  • 1 Understanding Signs & Symbols – Heraldry, S. Oliver & G. Croton, Quantum, London, 2013, P53
  • 2 A Glossary of Terms used in British Heraldry, J.H. Parker, Oxford, 1847, P11
  • 3 Boutell’s Heraldry, J.P. Brooke-Little, Warne, (revised Edition) London 1970, P 26
  • 4 The Symbolisms of Heraldry, W. Cecil Wade, George Redway, London, 1898 P150
  • 5 The Symbolisms of Heraldry, W. Cecil Wade, George Redway, London, 1898 P36
  • 6 Understanding Signs & Symbols – Heraldry, S. Oliver & G. Croton, Quantum, London, 2013, P53
  • 7 A Complete Guide to Heraldry, A.C. Fox-Davies, Bonanza (re-print of 1909 Edition), New York, 1978, P77
  • 8 A Glossary of Terms used in British Heraldry, J.H. Parker, Oxford, 1894, Entry:Paly
  • 9 A Complete Guide to Heraldry, A.C. Fox-Davies, Bonanza (re-print of 1909 Edition), New York, 1978, P121
  • 10 Boutell’s Heraldry, J.P. Brooke-Little, Warne, (revised Edition) London 1970, P 39-40
  • 11 A Complete Guide to Heraldry, A.C. Fox-Davies, Bonanza (re-print of 1909 Edition), New York, 1978, P22
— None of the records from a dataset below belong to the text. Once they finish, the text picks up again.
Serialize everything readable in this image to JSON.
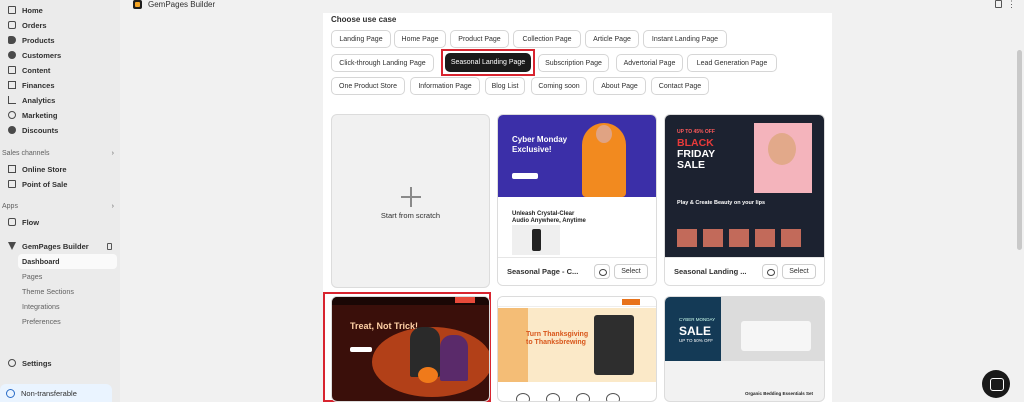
{
  "sidebar": {
    "nav": [
      {
        "label": "Home",
        "icon": "home-icon"
      },
      {
        "label": "Orders",
        "icon": "orders-icon"
      },
      {
        "label": "Products",
        "icon": "tag-icon"
      },
      {
        "label": "Customers",
        "icon": "person-icon"
      },
      {
        "label": "Content",
        "icon": "content-icon"
      },
      {
        "label": "Finances",
        "icon": "bank-icon"
      },
      {
        "label": "Analytics",
        "icon": "chart-icon"
      },
      {
        "label": "Marketing",
        "icon": "target-icon"
      },
      {
        "label": "Discounts",
        "icon": "discount-icon"
      }
    ],
    "sales_channels_label": "Sales channels",
    "sales_channels": [
      {
        "label": "Online Store",
        "icon": "store-icon"
      },
      {
        "label": "Point of Sale",
        "icon": "pos-icon"
      }
    ],
    "apps_label": "Apps",
    "apps": [
      {
        "label": "Flow",
        "icon": "flow-icon"
      },
      {
        "label": "GemPages Builder",
        "icon": "gempages-icon"
      }
    ],
    "gempages_sub": [
      "Dashboard",
      "Pages",
      "Theme Sections",
      "Integrations",
      "Preferences"
    ],
    "settings": "Settings",
    "non_transferable": "Non-transferable"
  },
  "appbar": {
    "title": "GemPages Builder"
  },
  "panel": {
    "heading": "Choose use case",
    "chips_row1": [
      "Landing Page",
      "Home Page",
      "Product Page",
      "Collection Page",
      "Article Page",
      "Instant Landing Page"
    ],
    "chips_row2": [
      "Click-through Landing Page",
      "Seasonal Landing Page",
      "Subscription Page",
      "Advertorial Page",
      "Lead Generation Page"
    ],
    "chips_row3": [
      "One Product Store",
      "Information Page",
      "Blog List",
      "Coming soon",
      "About Page",
      "Contact Page"
    ],
    "active_chip": "Seasonal Landing Page",
    "scratch_label": "Start from scratch",
    "cards": [
      {
        "name": "Seasonal Page - C...",
        "select": "Select",
        "hero": "Cyber Monday Exclusive!",
        "sub": "Unleash Crystal-Clear Audio Anywhere, Anytime"
      },
      {
        "name": "Seasonal Landing ...",
        "select": "Select",
        "promo": "UP TO 45% OFF",
        "hero_black": "BLACK",
        "hero_friday": "FRIDAY",
        "hero_sale": "SALE",
        "sub": "Play & Create Beauty on your lips"
      },
      {
        "hero": "Treat, Not Trick!"
      },
      {
        "hero": "Turn Thanksgiving to Thanksbrewing"
      },
      {
        "small": "CYBER MONDAY",
        "hero": "SALE",
        "off": "UP TO 50% OFF",
        "label": "Organic Bedding Essentials Set"
      }
    ]
  },
  "colors": {
    "highlight_red": "#d8242f",
    "active_chip_bg": "#1a1a1a"
  }
}
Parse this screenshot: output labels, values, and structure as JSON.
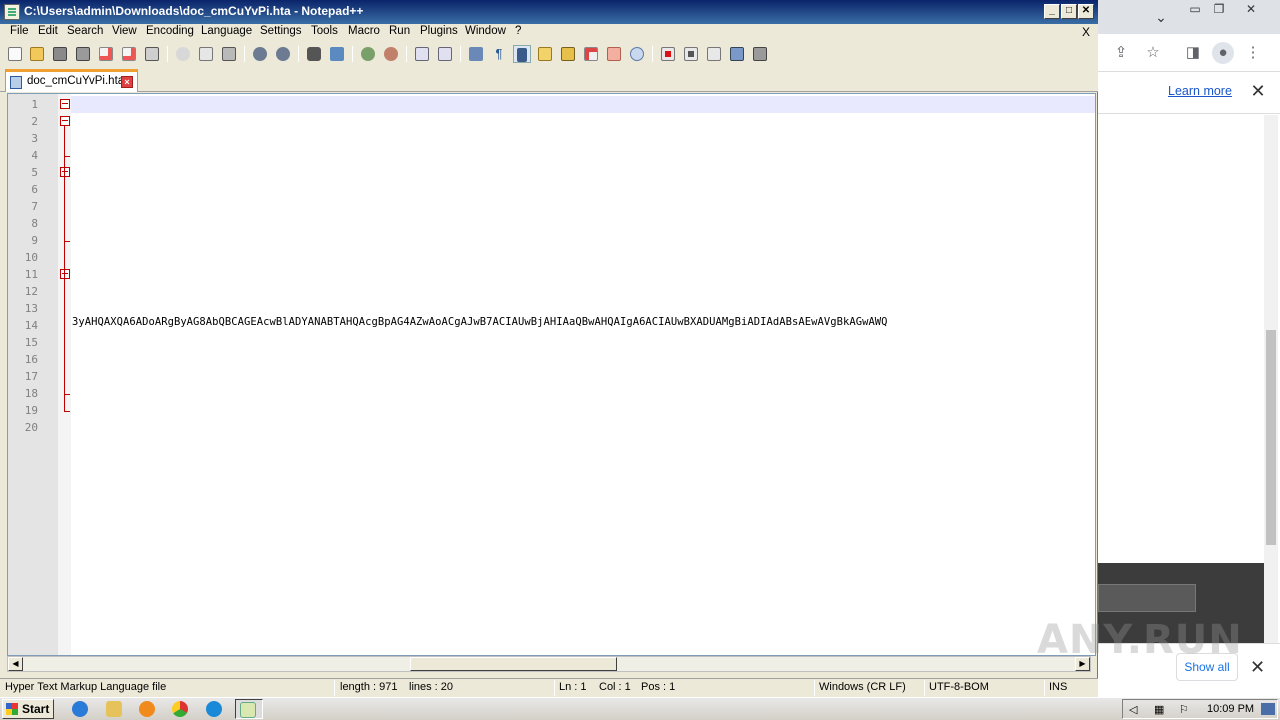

  • 12 The Symbolisms of Heraldry, W. Cecil Wade, George Redway, London, 1898 P49